Labor Market Surveys Diverge
By Arnold Kling
The Bureau of Labor Statistics uses two different surveys to measure job growth. The latest report shows that for the last two months, the household survey shows an increase of just over one million jobs. The payroll survey shows an increase of just under 200,000 jobs.
If you believe the household survey, then the party is getting going and the Fed needs to think about taking away the punch bowl. If you believe the payroll survey, then the recovery is still anemic.
As of a few weeks ago, economists at the Fed were not worried about the discrepancy between the two surveys, because they both showed a labor market with essentially zero job growth–one survey showing slight gains and the other showing slight declines. My guess is that the current discrepancy is too wide to brush off, and now the economists are under pressure to get the real story.
UPDATE: for more background, see this report from Congress’ Joint Economic Committee, done in October.

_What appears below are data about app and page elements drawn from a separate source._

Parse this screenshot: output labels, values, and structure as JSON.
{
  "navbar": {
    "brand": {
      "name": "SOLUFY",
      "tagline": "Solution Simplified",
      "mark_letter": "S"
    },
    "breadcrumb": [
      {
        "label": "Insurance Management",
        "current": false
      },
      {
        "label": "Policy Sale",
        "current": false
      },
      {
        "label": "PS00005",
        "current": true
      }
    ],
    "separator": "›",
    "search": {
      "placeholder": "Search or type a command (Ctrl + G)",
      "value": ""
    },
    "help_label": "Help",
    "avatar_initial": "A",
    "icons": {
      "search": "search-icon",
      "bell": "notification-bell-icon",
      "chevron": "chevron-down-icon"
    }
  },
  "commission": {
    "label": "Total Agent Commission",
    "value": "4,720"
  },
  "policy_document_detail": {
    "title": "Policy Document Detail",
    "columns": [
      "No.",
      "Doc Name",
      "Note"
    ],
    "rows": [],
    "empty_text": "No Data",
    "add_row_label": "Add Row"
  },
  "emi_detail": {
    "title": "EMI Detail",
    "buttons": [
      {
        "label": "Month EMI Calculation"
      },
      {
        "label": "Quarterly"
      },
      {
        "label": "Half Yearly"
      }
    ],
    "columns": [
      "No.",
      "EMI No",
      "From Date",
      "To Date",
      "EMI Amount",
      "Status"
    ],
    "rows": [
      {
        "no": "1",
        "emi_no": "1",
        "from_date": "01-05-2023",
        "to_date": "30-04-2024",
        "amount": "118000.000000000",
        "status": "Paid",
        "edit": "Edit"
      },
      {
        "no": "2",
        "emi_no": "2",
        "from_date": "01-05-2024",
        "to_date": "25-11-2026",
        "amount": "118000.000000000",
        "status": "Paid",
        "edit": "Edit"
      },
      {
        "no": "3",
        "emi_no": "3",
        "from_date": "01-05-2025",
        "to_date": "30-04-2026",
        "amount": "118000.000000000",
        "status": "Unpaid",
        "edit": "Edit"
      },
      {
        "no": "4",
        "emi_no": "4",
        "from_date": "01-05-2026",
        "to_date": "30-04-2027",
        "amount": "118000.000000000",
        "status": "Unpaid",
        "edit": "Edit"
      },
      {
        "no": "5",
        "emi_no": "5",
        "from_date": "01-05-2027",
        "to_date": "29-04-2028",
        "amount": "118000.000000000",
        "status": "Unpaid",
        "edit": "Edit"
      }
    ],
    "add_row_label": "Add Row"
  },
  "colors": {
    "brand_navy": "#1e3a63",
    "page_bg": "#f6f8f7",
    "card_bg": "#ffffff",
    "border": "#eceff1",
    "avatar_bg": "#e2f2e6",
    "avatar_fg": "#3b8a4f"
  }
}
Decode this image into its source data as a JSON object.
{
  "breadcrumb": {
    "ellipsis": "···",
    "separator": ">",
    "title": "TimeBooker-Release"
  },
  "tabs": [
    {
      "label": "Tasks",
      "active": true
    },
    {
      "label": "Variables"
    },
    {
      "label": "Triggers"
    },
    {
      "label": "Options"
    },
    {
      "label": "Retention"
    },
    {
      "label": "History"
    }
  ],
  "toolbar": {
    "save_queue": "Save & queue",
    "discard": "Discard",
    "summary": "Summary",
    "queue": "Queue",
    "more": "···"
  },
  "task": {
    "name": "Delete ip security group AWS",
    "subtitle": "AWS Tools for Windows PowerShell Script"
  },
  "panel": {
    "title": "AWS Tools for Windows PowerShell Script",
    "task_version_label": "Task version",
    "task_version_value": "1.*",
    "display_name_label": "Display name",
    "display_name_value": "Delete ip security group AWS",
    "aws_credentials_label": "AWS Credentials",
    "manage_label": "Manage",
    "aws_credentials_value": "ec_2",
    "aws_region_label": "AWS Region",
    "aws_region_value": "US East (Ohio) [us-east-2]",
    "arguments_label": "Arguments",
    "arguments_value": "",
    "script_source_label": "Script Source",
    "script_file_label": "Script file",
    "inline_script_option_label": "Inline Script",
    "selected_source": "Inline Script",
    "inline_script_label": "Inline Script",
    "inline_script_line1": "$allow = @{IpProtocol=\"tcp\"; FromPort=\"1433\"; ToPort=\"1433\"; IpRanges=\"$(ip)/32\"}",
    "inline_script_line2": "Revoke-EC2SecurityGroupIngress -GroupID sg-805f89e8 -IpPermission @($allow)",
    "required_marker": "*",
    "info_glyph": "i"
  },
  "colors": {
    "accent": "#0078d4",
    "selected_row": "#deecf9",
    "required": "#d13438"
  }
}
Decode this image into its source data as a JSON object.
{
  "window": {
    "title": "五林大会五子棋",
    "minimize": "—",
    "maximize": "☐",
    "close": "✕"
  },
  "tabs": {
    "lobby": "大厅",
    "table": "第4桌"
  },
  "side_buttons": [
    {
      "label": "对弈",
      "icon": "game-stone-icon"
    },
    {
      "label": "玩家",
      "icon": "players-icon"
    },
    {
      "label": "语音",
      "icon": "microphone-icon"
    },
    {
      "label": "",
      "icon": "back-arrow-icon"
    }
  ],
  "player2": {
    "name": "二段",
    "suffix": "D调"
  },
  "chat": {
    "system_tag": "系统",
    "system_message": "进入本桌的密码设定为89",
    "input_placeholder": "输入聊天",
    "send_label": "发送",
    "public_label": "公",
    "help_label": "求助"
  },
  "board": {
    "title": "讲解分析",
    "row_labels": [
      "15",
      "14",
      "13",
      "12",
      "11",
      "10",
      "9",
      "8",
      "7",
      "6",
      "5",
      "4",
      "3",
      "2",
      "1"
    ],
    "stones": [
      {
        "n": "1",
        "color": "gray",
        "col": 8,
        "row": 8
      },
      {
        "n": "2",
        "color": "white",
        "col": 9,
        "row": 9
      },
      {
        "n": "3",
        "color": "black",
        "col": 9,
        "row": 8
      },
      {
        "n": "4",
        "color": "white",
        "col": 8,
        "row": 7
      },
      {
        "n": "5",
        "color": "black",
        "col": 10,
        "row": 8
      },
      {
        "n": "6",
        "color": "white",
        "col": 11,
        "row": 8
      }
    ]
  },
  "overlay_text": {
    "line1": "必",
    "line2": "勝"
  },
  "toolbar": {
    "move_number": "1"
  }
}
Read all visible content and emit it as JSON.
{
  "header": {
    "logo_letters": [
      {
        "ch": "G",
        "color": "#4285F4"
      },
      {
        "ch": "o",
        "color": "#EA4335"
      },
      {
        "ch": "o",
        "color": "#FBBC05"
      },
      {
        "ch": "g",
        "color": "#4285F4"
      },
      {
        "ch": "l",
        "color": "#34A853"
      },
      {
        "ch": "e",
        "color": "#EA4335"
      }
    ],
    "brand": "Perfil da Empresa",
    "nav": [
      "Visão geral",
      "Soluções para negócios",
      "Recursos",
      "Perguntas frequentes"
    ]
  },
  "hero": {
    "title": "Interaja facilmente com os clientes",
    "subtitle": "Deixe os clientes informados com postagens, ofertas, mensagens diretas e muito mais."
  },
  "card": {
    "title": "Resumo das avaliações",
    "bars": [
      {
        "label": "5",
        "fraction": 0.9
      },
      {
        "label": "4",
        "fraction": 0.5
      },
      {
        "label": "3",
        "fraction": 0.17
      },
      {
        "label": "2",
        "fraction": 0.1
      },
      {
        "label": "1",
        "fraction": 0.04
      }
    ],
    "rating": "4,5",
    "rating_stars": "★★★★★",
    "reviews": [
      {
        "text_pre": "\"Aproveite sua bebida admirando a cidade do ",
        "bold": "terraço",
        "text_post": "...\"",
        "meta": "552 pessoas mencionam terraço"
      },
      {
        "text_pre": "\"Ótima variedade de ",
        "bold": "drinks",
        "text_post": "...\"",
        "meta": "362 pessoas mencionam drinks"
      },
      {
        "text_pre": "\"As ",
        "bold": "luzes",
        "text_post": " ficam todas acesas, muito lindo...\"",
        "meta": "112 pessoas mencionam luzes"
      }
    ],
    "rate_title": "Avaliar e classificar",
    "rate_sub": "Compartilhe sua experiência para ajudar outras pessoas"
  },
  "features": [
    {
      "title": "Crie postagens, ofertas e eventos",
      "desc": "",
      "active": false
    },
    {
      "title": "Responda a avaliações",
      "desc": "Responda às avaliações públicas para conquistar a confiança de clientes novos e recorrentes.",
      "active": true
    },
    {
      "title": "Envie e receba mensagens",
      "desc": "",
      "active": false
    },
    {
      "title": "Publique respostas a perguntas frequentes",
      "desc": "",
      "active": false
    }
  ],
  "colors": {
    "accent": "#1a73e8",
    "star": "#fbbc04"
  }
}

For Discussion. What other data can be used to assess the state of the economy?